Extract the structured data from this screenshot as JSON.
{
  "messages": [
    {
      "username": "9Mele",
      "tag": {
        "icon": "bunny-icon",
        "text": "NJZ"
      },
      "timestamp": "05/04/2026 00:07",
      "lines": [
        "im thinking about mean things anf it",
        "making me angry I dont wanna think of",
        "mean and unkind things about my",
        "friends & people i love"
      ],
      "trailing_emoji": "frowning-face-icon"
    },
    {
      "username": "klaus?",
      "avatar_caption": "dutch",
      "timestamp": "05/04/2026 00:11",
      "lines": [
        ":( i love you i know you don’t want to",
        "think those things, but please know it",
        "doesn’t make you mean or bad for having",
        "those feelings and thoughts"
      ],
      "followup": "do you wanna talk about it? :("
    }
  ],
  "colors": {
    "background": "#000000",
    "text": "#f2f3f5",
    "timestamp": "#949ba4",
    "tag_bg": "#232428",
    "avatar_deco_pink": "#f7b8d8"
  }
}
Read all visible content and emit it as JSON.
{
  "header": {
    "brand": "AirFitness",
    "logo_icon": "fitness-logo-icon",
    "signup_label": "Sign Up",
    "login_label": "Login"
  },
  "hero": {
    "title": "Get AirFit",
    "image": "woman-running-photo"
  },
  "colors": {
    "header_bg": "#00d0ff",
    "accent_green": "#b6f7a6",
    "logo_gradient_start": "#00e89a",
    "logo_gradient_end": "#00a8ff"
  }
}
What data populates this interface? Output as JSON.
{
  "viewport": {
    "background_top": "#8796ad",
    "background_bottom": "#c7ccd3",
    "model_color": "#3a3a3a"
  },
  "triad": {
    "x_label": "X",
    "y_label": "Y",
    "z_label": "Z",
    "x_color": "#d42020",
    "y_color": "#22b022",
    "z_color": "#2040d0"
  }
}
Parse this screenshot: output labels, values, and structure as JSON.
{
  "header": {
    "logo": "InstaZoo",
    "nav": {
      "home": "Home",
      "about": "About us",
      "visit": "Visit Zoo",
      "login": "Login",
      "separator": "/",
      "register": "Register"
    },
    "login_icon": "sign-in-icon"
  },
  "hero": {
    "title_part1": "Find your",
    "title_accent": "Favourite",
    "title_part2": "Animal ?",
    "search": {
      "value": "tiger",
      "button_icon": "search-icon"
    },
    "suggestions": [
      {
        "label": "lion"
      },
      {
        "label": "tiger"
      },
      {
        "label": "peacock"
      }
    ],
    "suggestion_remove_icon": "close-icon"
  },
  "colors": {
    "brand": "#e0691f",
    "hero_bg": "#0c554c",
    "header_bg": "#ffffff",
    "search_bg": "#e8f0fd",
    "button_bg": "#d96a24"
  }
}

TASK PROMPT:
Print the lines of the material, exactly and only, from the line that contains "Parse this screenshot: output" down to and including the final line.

ANSWER SECTION:
Parse this screenshot: output labels, values, and structure as JSON.
{
  "header": {
    "logo": "InstaZoo",
    "nav": {
      "home": "Home",
      "about": "About us",
      "visit": "Visit Zoo",
      "login": "Login",
      "separator": "/",
      "register": "Register"
    },
    "login_icon": "sign-in-icon"
  },
  "hero": {
    "title_part1": "Find your",
    "title_accent": "Favourite",
    "title_part2": "Animal ?",
    "search": {
      "value": "tiger",
      "button_icon": "search-icon"
    },
    "suggestions": [
      {
        "label": "lion"
      },
      {
        "label": "tiger"
      },
      {
        "label": "peacock"
      }
    ],
    "suggestion_remove_icon": "close-icon"
  },
  "colors": {
    "brand": "#e0691f",
    "hero_bg": "#0c554c",
    "header_bg": "#ffffff",
    "search_bg": "#e8f0fd",
    "button_bg": "#d96a24"
  }
}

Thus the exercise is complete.